Umair Haque, writing for the Harvard Business Review :
“So what is this system that is faltering, precisely, if it’s not quite capitalism?
I’d call it “growthism.” It’s not just a system or a set of institutions. It’s a mindset; an ideology; a set of cherished beliefs. And one that’s hardened into dogma. A dogma which is palpably failing; but can’t be dislodged—because it’s become an article of faith, the central belief of a cult, whose priests and acolytes threaten mysterious, terrible, divine revenge whenever their authority is questioned.
Growthism says: growth must be achieved at all costs. When growth is achieved; societies are said to be successful; when it is not, they are said to be failing.”
Haque has been hit on the head and is seeing double here: “Growthism” and “Capitalism” are not two different things. Growthism inhered in capitalism from the very beginning. You only have to review its effect on the social fabric of England in the 1800s and Chesterton’s warnings about capitalism’s inevitable outcomes to know this.

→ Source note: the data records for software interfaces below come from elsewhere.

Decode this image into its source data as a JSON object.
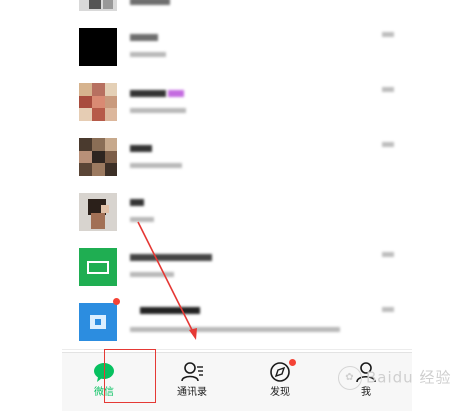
{
  "tabs": [
    {
      "label": "微信",
      "active": true
    },
    {
      "label": "通讯录",
      "active": false
    },
    {
      "label": "发现",
      "active": false
    },
    {
      "label": "我",
      "active": false
    }
  ],
  "watermark": "Baidu 经验",
  "colors": {
    "accent": "#07c160",
    "annotation": "#e53935",
    "badge": "#f44336"
  }
}
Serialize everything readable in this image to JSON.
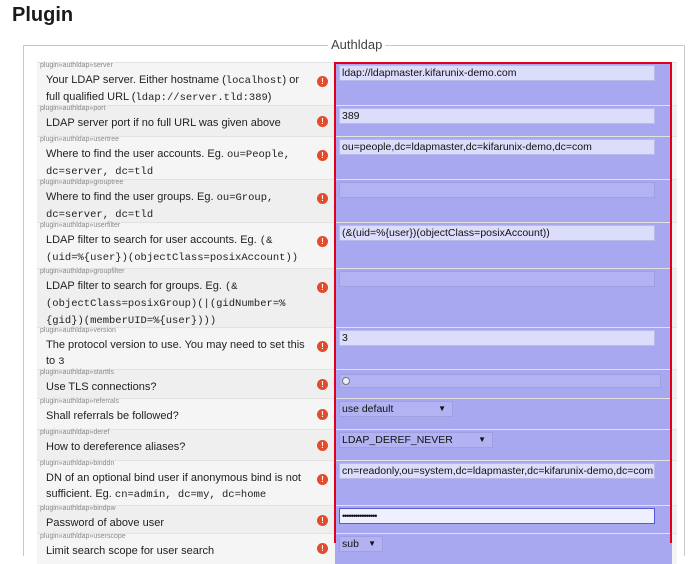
{
  "page": {
    "title": "Plugin"
  },
  "section": {
    "legend": "Authldap"
  },
  "settings": [
    {
      "key": "plugin»authldap»server",
      "desc": [
        "Your LDAP server. Either hostname (",
        {
          "code": "localhost"
        },
        ") or full qualified URL (",
        {
          "code": "ldap://server.tld:389"
        },
        ")"
      ],
      "control": "text",
      "value": "ldap://ldapmaster.kifarunix-demo.com"
    },
    {
      "key": "plugin»authldap»port",
      "desc": [
        "LDAP server port if no full URL was given above"
      ],
      "control": "text",
      "value": "389"
    },
    {
      "key": "plugin»authldap»usertree",
      "desc": [
        "Where to find the user accounts. Eg. ",
        {
          "code": "ou=People, dc=server, dc=tld"
        }
      ],
      "control": "text",
      "value": "ou=people,dc=ldapmaster,dc=kifarunix-demo,dc=com"
    },
    {
      "key": "plugin»authldap»grouptree",
      "desc": [
        "Where to find the user groups. Eg. ",
        {
          "code": "ou=Group, dc=server, dc=tld"
        }
      ],
      "control": "text",
      "value": ""
    },
    {
      "key": "plugin»authldap»userfilter",
      "desc": [
        "LDAP filter to search for user accounts. Eg. ",
        {
          "code": "(&(uid=%{user})(objectClass=posixAccount))"
        }
      ],
      "control": "text",
      "value": "(&(uid=%{user})(objectClass=posixAccount))"
    },
    {
      "key": "plugin»authldap»groupfilter",
      "desc": [
        "LDAP filter to search for groups. Eg. ",
        {
          "code": "(&(objectClass=posixGroup)(|(gidNumber=%{gid})(memberUID=%{user})))"
        }
      ],
      "control": "text",
      "value": ""
    },
    {
      "key": "plugin»authldap»version",
      "desc": [
        "The protocol version to use. You may need to set this to ",
        {
          "code": "3"
        }
      ],
      "control": "text",
      "value": "3"
    },
    {
      "key": "plugin»authldap»starttls",
      "desc": [
        "Use TLS connections?"
      ],
      "control": "checkbox",
      "value": ""
    },
    {
      "key": "plugin»authldap»referrals",
      "desc": [
        "Shall referrals be followed?"
      ],
      "control": "select",
      "value": "use default"
    },
    {
      "key": "plugin»authldap»deref",
      "desc": [
        "How to dereference aliases?"
      ],
      "control": "select",
      "value": "LDAP_DEREF_NEVER"
    },
    {
      "key": "plugin»authldap»binddn",
      "desc": [
        "DN of an optional bind user if anonymous bind is not sufficient. Eg. ",
        {
          "code": "cn=admin, dc=my, dc=home"
        }
      ],
      "control": "text",
      "value": "cn=readonly,ou=system,dc=ldapmaster,dc=kifarunix-demo,dc=com"
    },
    {
      "key": "plugin»authldap»bindpw",
      "desc": [
        "Password of above user"
      ],
      "control": "password",
      "value": "••••••••••••••••"
    },
    {
      "key": "plugin»authldap»userscope",
      "desc": [
        "Limit search scope for user search"
      ],
      "control": "select",
      "value": "sub"
    }
  ],
  "icons": {
    "info": "warning-circle-icon",
    "info_glyph": "!"
  },
  "colors": {
    "highlight": "#e0001a",
    "field_bg": "#a8a8f0"
  }
}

He’s right about the problems we’re facing in the American system, but he’s pretty nearsighted, not to mention historically ignorant, if he imagines there was ever a capitalism which didn’t sacrifice everything for profit.